New research suggests the common handshake is great if you want to make someone sick

(NBC NEWS CHANNEL) The Dalai Lama and President Obama do it... not to mention the cooler kids among us.

Now experts are suggesting the "fist bump" may be more hygienic than handshakes when doctors greet their patients.

"We're all just little petri dishes walking around,” says Dr. Mary Lou Manning with the Association for Professionals in Infection Control and Epidemiology.

Dr. Manning says our hands are covered with bacteria -- most of it is perfectly safe. But there are also potentially dangerous staph and viruses like the flu. "For most patients, it won't be a problem, but for some, it will, and you just never know who those patients might be."

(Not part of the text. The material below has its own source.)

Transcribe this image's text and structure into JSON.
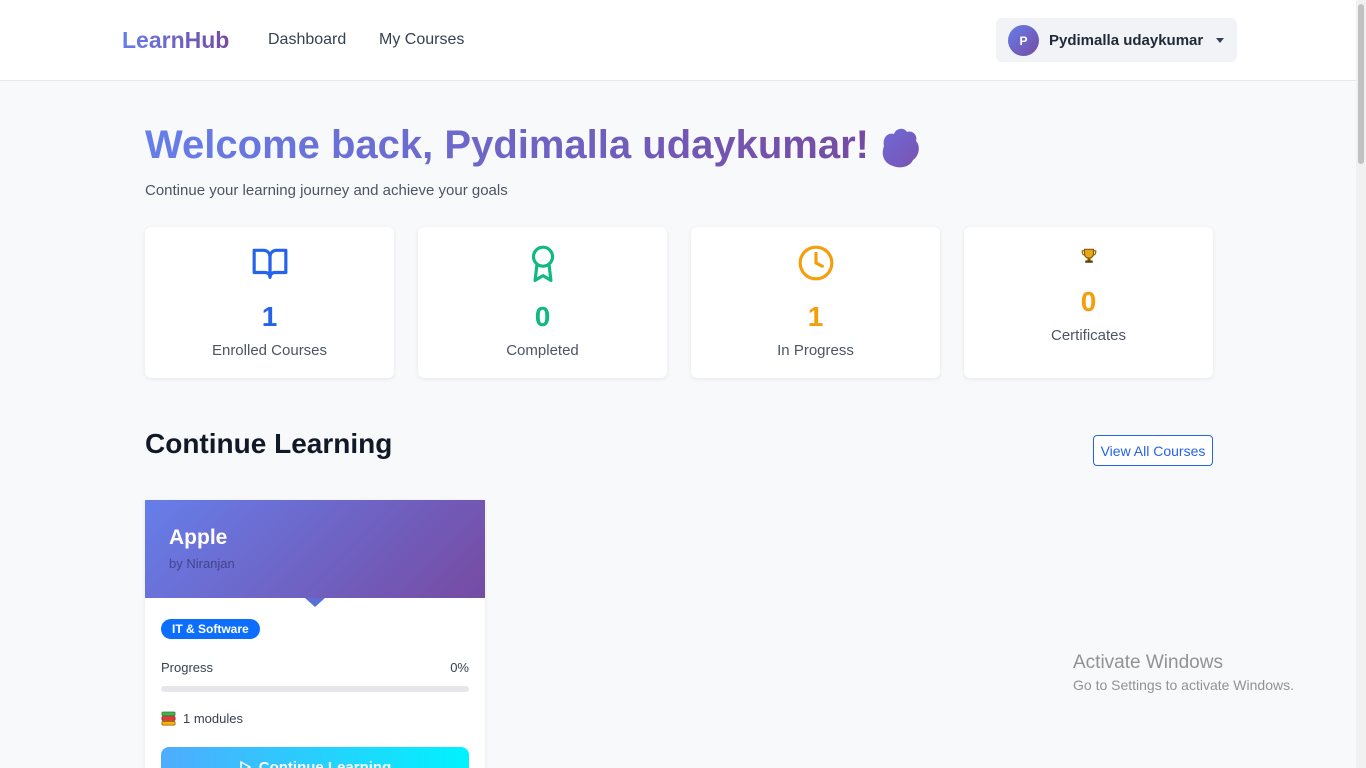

Hands are notorious for passing along germs because we touch everything with them -- including our mouths and eyes.

A new study finds the handshake transmits double the amount of bacteria a high five would. The fist bump transmits even fewer.

Still -- some experts say a hands-off approach may be safest for patients.

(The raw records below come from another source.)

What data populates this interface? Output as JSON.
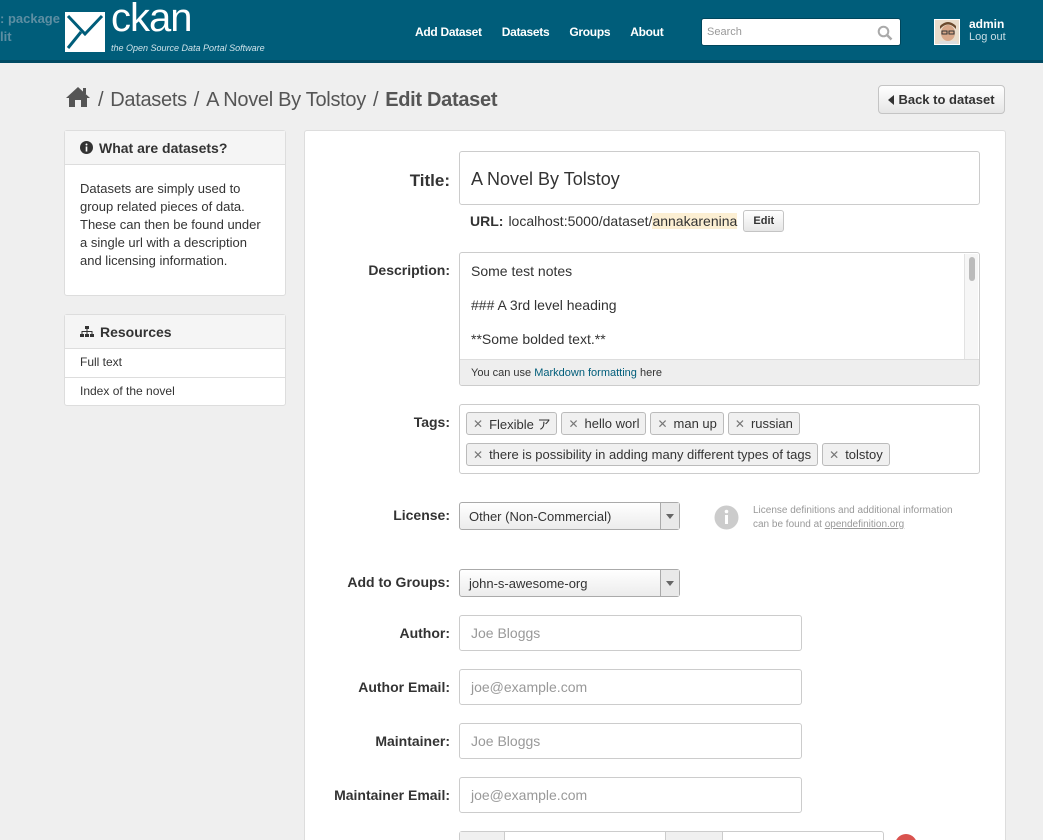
{
  "header": {
    "stray_text_1": ": package",
    "stray_text_2": "lit",
    "brand_name": "ckan",
    "brand_tagline": "the Open Source Data Portal Software",
    "nav": [
      "Add Dataset",
      "Datasets",
      "Groups",
      "About"
    ],
    "search_placeholder": "Search",
    "user_name": "admin",
    "logout_label": "Log out"
  },
  "breadcrumb": {
    "items": [
      "Datasets",
      "A Novel By Tolstoy"
    ],
    "current": "Edit Dataset",
    "separator": "/"
  },
  "back_button": "Back to dataset",
  "sidebar": {
    "info_title": "What are datasets?",
    "info_text": "Datasets are simply used to group related pieces of data. These can then be found under a single url with a description and licensing information.",
    "resources_title": "Resources",
    "resources": [
      "Full text",
      "Index of the novel"
    ]
  },
  "form": {
    "title_label": "Title:",
    "title_value": "A Novel By Tolstoy",
    "url_label": "URL:",
    "url_prefix": "localhost:5000/dataset/",
    "url_slug": "annakarenina",
    "url_edit": "Edit",
    "description_label": "Description:",
    "description_lines": [
      "Some test notes",
      "### A 3rd level heading",
      "**Some bolded text.**"
    ],
    "markdown_hint_before": "You can use ",
    "markdown_hint_link": "Markdown formatting",
    "markdown_hint_after": " here",
    "tags_label": "Tags:",
    "tags_row1": [
      "Flexible ア",
      "hello worl",
      "man up",
      "russian"
    ],
    "tags_row2": [
      "there is possibility in adding many different types of tags",
      "tolstoy"
    ],
    "license_label": "License:",
    "license_value": "Other (Non-Commercial)",
    "license_help_1": "License definitions and additional information",
    "license_help_2": "can be found at ",
    "license_help_link": "opendefinition.org",
    "groups_label": "Add to Groups:",
    "groups_value": "john-s-awesome-org",
    "author_label": "Author:",
    "author_placeholder": "Joe Bloggs",
    "author_email_label": "Author Email:",
    "author_email_placeholder": "joe@example.com",
    "maintainer_label": "Maintainer:",
    "maintainer_placeholder": "Joe Bloggs",
    "maintainer_email_label": "Maintainer Email:",
    "maintainer_email_placeholder": "joe@example.com"
  },
  "colors": {
    "header_bg": "#005d7a",
    "slug_highlight": "#fcefd3",
    "link": "#005d7a"
  }
}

"Rather than replace the handshake with something else that has contact, probably the better approach to keep patients safe is really not to do it at all,” Dr. Manning says.

The study is from Aberystwyth University in the UK, and is published in the American Journal of Infection Control.

 Reported by: Erika Edwards, NBC News for NBC NewsChannel